January 5th, 2012


2. Law Teachers, post-secondary
  • Hours worked/year: 1,608
  • Median hourly earnings: $82.85
  • No. employed: 14,620
  • Hours worked/week: 40.3
  • Median annual income: $94,260
  • Top annual income: $145,990

While the entire list could have just been comprised of different types of college professors, we listed only the highest-paying position. Law professors have a median income approaching $100,000, and have a top range of nearly $150,000. Becoming a law professor only requires a law degree, although many today also have a Master of Laws and even a Ph.D. The time spent seems well worth it. Besides the generous salary, they enjoy unique benefits “including access to campus facilities, tuition waivers for dependents, housing and travel allowances, and paid leave for sabbaticals,” according to the BLS. Between these sabbaticals and the summer vacation, most professors work nearly 400 hours less than the average U.S. employee.Money magazine and rated college professors at No.2 in their 2006 “Best Jobs in America” annual report.

Though I doubt I will work only 40 hours a week. I may work 40 hours during a weekend (more like 32 hours, but close enough). Also on the list were Judges and Magistrates:
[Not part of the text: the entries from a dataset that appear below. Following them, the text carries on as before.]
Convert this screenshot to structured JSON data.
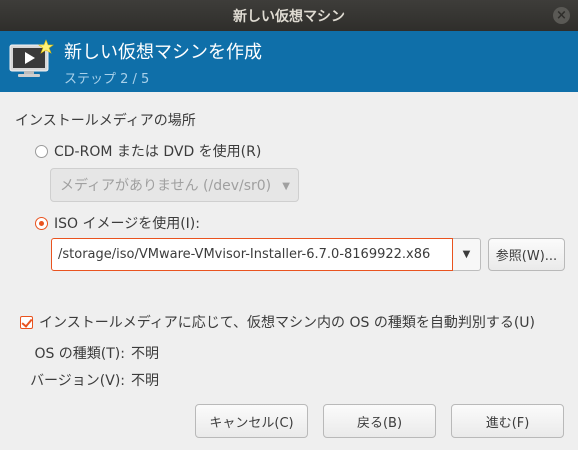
{
  "window": {
    "title": "新しい仮想マシン"
  },
  "header": {
    "title": "新しい仮想マシンを作成",
    "step": "ステップ 2 / 5"
  },
  "install_media": {
    "section_label": "インストールメディアの場所",
    "cdrom_option": "CD-ROM または DVD を使用(R)",
    "cdrom_combo_value": "メディアがありません (/dev/sr0)",
    "iso_option": "ISO イメージを使用(I):",
    "iso_path": "/storage/iso/VMware-VMvisor-Installer-6.7.0-8169922.x86",
    "browse_label": "参照(W)..."
  },
  "os_detect": {
    "auto_detect_label": "インストールメディアに応じて、仮想マシン内の OS の種類を自動判別する(U)",
    "os_type_label": "OS の種類(T):",
    "os_type_value": "不明",
    "version_label": "バージョン(V):",
    "version_value": "不明"
  },
  "buttons": {
    "cancel": "キャンセル(C)",
    "back": "戻る(B)",
    "forward": "進む(F)"
  },
  "colors": {
    "header_bg": "#0f6fa9",
    "accent": "#e9531f",
    "titlebar_bg": "#3e3d3a"
  },
  "icons": {
    "header": "vm-monitor-icon",
    "close": "close-icon",
    "dropdown": "chevron-down-icon"
  }
}
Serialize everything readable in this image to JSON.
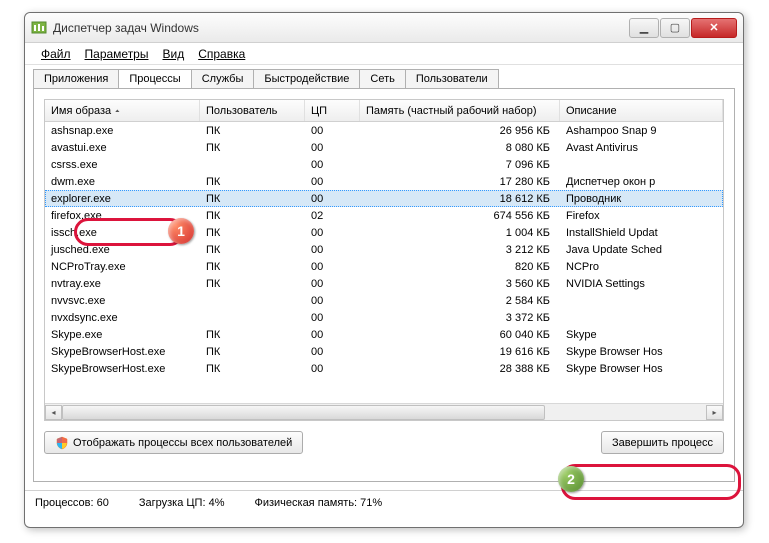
{
  "window": {
    "title": "Диспетчер задач Windows"
  },
  "menu": {
    "file": "Файл",
    "options": "Параметры",
    "view": "Вид",
    "help": "Справка"
  },
  "tabs": {
    "apps": "Приложения",
    "processes": "Процессы",
    "services": "Службы",
    "performance": "Быстродействие",
    "network": "Сеть",
    "users": "Пользователи"
  },
  "columns": {
    "image": "Имя образа",
    "user": "Пользователь",
    "cpu": "ЦП",
    "memory": "Память (частный рабочий набор)",
    "description": "Описание"
  },
  "rows": [
    {
      "img": "ashsnap.exe",
      "user": "ПК",
      "cpu": "00",
      "mem": "26 956 КБ",
      "desc": "Ashampoo Snap 9"
    },
    {
      "img": "avastui.exe",
      "user": "ПК",
      "cpu": "00",
      "mem": "8 080 КБ",
      "desc": "Avast Antivirus"
    },
    {
      "img": "csrss.exe",
      "user": "",
      "cpu": "00",
      "mem": "7 096 КБ",
      "desc": ""
    },
    {
      "img": "dwm.exe",
      "user": "ПК",
      "cpu": "00",
      "mem": "17 280 КБ",
      "desc": "Диспетчер окон р"
    },
    {
      "img": "explorer.exe",
      "user": "ПК",
      "cpu": "00",
      "mem": "18 612 КБ",
      "desc": "Проводник",
      "selected": true
    },
    {
      "img": "firefox.exe",
      "user": "ПК",
      "cpu": "02",
      "mem": "674 556 КБ",
      "desc": "Firefox"
    },
    {
      "img": "issch.exe",
      "user": "ПК",
      "cpu": "00",
      "mem": "1 004 КБ",
      "desc": "InstallShield Updat"
    },
    {
      "img": "jusched.exe",
      "user": "ПК",
      "cpu": "00",
      "mem": "3 212 КБ",
      "desc": "Java Update Sched"
    },
    {
      "img": "NCProTray.exe",
      "user": "ПК",
      "cpu": "00",
      "mem": "820 КБ",
      "desc": "NCPro"
    },
    {
      "img": "nvtray.exe",
      "user": "ПК",
      "cpu": "00",
      "mem": "3 560 КБ",
      "desc": "NVIDIA Settings"
    },
    {
      "img": "nvvsvc.exe",
      "user": "",
      "cpu": "00",
      "mem": "2 584 КБ",
      "desc": ""
    },
    {
      "img": "nvxdsync.exe",
      "user": "",
      "cpu": "00",
      "mem": "3 372 КБ",
      "desc": ""
    },
    {
      "img": "Skype.exe",
      "user": "ПК",
      "cpu": "00",
      "mem": "60 040 КБ",
      "desc": "Skype"
    },
    {
      "img": "SkypeBrowserHost.exe",
      "user": "ПК",
      "cpu": "00",
      "mem": "19 616 КБ",
      "desc": "Skype Browser Hos"
    },
    {
      "img": "SkypeBrowserHost.exe",
      "user": "ПК",
      "cpu": "00",
      "mem": "28 388 КБ",
      "desc": "Skype Browser Hos"
    }
  ],
  "buttons": {
    "show_all": "Отображать процессы всех пользователей",
    "end_process": "Завершить процесс"
  },
  "status": {
    "processes": "Процессов: 60",
    "cpu": "Загрузка ЦП: 4%",
    "memory": "Физическая память: 71%"
  },
  "badges": {
    "b1": "1",
    "b2": "2"
  }
}
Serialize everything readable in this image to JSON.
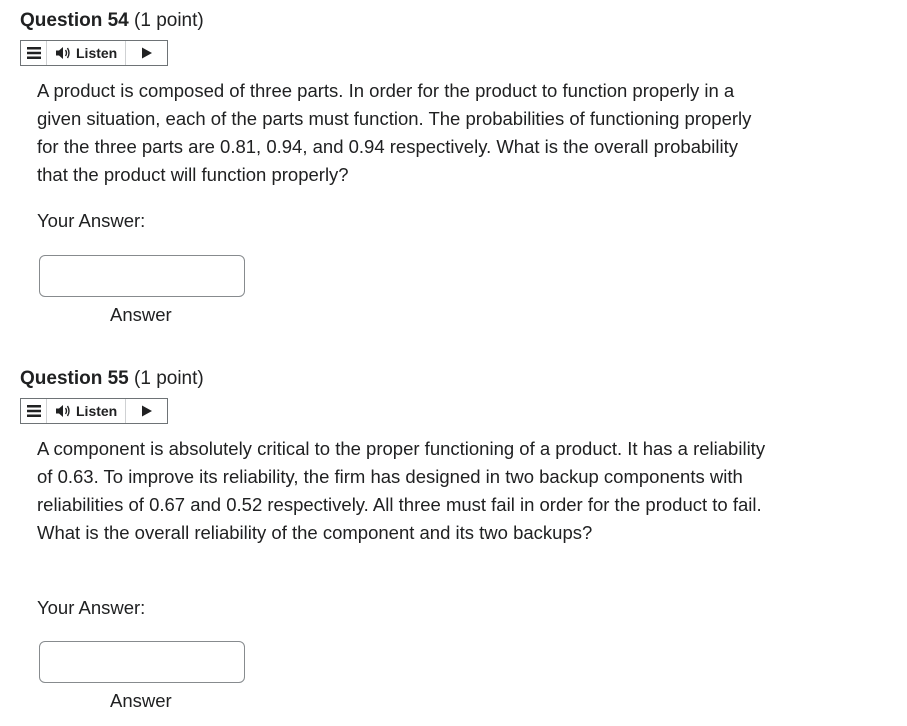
{
  "questions": [
    {
      "label": "Question 54",
      "points": "(1 point)",
      "listen_label": "Listen",
      "text": "A product is composed of three parts. In order for the product to function properly in a given situation, each of the parts must function. The probabilities of functioning properly for the three parts are 0.81, 0.94, and 0.94 respectively. What is the overall probability that the product will function properly?",
      "your_answer_label": "Your Answer:",
      "answer_value": "",
      "answer_caption": "Answer"
    },
    {
      "label": "Question 55",
      "points": "(1 point)",
      "listen_label": "Listen",
      "text": "A component is absolutely critical to the proper functioning of a product. It has a reliability of 0.63. To improve its reliability, the firm has designed in two backup components with reliabilities of 0.67 and 0.52 respectively. All three must fail in order for the product to fail. What is the overall reliability of the component and its two backups?",
      "your_answer_label": "Your Answer:",
      "answer_value": "",
      "answer_caption": "Answer"
    }
  ],
  "icons": {
    "menu": "menu-icon",
    "speaker": "speaker-icon",
    "play": "play-icon"
  },
  "colors": {
    "text": "#202122",
    "border": "#6e7376"
  }
}
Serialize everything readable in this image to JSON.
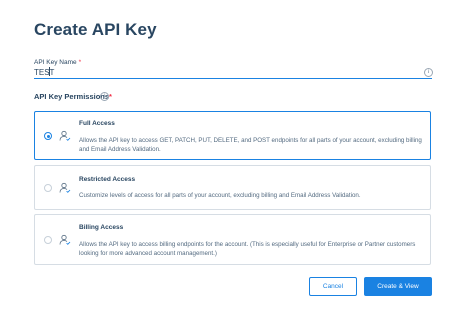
{
  "page": {
    "title": "Create API Key"
  },
  "api_key_name": {
    "label": "API Key Name",
    "required_marker": "*",
    "value": "TEST",
    "info_icon": "info-icon"
  },
  "permissions": {
    "heading": "API Key Permissions",
    "required_marker": "*",
    "info_icon": "info-icon",
    "selected": "full_access",
    "options": [
      {
        "id": "full_access",
        "title": "Full Access",
        "description": "Allows the API key to access GET, PATCH, PUT, DELETE, and POST endpoints for all parts of your account, excluding billing and Email Address Validation.",
        "icon": "user-icon"
      },
      {
        "id": "restricted_access",
        "title": "Restricted Access",
        "description": "Customize levels of access for all parts of your account, excluding billing and Email Address Validation.",
        "icon": "user-icon"
      },
      {
        "id": "billing_access",
        "title": "Billing Access",
        "description": "Allows the API key to access billing endpoints for the account. (This is especially useful for Enterprise or Partner customers looking for more advanced account management.)",
        "icon": "user-icon"
      }
    ]
  },
  "actions": {
    "cancel_label": "Cancel",
    "create_label": "Create & View"
  },
  "colors": {
    "accent": "#1a82e2",
    "heading": "#294661",
    "body_text": "#546b81",
    "required": "#f22f46",
    "border": "#d6dde4"
  }
}
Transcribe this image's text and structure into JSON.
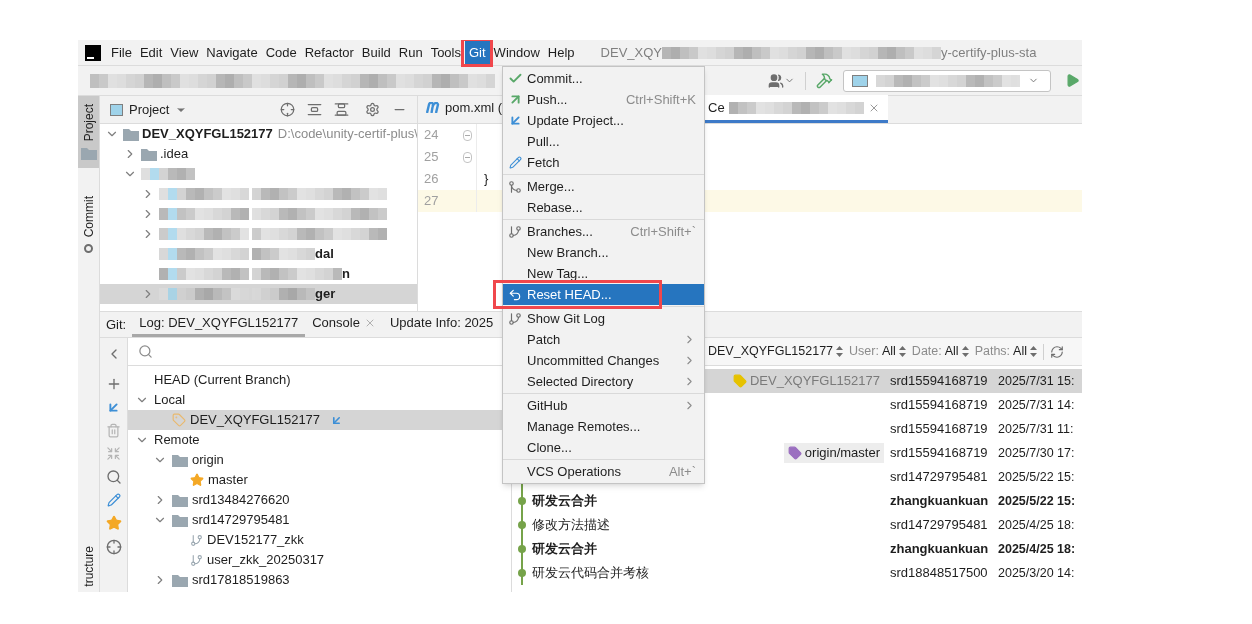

9. Judges and Magistrates
  • Hours worked/year: 1,935
  • Median hourly earnings: $62.08
  • No. employed: 25,900
  • Hours worked/week: 37.2
  • Median annual income: $119,270
  • Top annual income: $142,670


Most judges were once lawyers, meaning they already have a bachelor’s degree, a law degree, a bar certificate, and frequently a successful career as an attorney before they gained the position. This explains the judges’ extremely high salary. The median annual income for the position is $119,270, well above the national average, with some high-ranking judges earning more than $140,000. According to the Bureau of Labor Statistics, many judges and magistrates work 40-hour weeks. But those with limited jurisdictions in small courts work substantially less than full-time, and many even take second jobs. Yet, even they make a very respectable $59,000 annually.